For example, it would be very helpful for our government to imagine an Israel celebrating its 100th birthday with 2% of our population debilitated by the immunological and neurological consequences of COVID infection. What should be done now to prepare us if this is indeed a possibility? If this future Israel is still beset from time-to-time by infectious diseases made more prevalent due to climate change, as scientists predict with high certainty, what tools are necessary to prevent further damage from occurring to our population?
For example, it would be very helpful for our government to imagine an Israel celebrating its 100th birthday with 2% of our population debilitated by the immunological and neurological consequences of COVID infection. What policies should we put in place now to address this risk?
Or alternatively, what if Omicron does, in fact, give an overwhelming number of Israelis some level of immunity against future variants, and the government’s throw-oil-on-the-fire strategy works to provide some, but not complete, immunity? Do we accept an Israel that periodically endures mass infection as a way to protect the economy? How many children and elderly are we willing to sacrifice annually, if this is the strategy our government decides to continue to pursue? And do we compensate those who suffer as a result of this strategy, as we compensate victims of Hamas rockets and residents of Otef Aza?
Looking back at our present moment from that probable future, we would recognize an opportunity to mobilize our expertise in advanced materials, electro-optics, and cybersecurity to invest in new preventative infrastructure that would enable us to better weather the coming storms. We would learn from these past two years that it took massive public investment to build adequate responses for the pandemic, and we would develop an aligned innovation infrastructure to build an industry that can prepare our people to respond better to future threats.
While it doesn’t take science fiction to recognize we have at least another year in this pandemic, if not three, adopting the tools of science fiction could help us better elucidate the opportunities and threats we face, and how we can address them

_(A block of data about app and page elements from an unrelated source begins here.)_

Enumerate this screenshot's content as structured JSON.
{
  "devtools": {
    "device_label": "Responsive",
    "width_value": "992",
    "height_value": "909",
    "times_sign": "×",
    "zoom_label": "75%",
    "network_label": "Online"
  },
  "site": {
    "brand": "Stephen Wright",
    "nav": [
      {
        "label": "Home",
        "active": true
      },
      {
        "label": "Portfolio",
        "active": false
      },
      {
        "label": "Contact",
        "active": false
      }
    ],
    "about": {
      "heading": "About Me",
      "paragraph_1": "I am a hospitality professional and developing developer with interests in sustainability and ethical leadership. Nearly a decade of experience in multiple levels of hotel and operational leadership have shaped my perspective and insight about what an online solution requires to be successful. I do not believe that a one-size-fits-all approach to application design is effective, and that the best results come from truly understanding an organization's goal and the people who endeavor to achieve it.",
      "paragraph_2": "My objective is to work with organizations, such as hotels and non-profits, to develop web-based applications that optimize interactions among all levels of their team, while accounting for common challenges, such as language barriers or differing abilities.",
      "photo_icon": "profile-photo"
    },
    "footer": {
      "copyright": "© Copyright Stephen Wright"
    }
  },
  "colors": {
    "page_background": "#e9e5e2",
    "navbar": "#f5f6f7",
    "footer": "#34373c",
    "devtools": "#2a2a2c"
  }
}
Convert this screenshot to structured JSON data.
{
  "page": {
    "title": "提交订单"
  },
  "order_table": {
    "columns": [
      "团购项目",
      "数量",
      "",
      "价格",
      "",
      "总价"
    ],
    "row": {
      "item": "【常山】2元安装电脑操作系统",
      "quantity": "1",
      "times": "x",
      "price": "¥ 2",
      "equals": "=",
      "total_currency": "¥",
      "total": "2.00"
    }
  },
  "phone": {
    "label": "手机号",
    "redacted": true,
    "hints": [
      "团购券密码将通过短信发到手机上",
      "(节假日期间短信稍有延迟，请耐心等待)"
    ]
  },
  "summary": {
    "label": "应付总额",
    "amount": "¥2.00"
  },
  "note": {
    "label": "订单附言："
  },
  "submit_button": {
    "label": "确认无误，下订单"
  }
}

While it doesn’t take science fiction to recognize that we have at least another year in this current pandemic, if not three, adopting the tools of science fiction could help us better elucidate the opportunities and threats we face, and how we can address them. Just imagine if back in March 2020 the Ministry of Education would have envisioned a school system resilient in the face of pandemics, upgraded our classrooms to be less conducive to airborne disease, and invested in remote learning technologies without the limitations of Zoom to support quarantined kids? By now we could have pioneered a Roblox for learning, enabling digital interaction between students, adding resilience to our social fabric, allowing us to make more level-headed decisions about the public health ramifications of cutting quarantine requirements for kids. That sounds utopian right about now. It is still possible for the next round, if only we set our eyes on the future.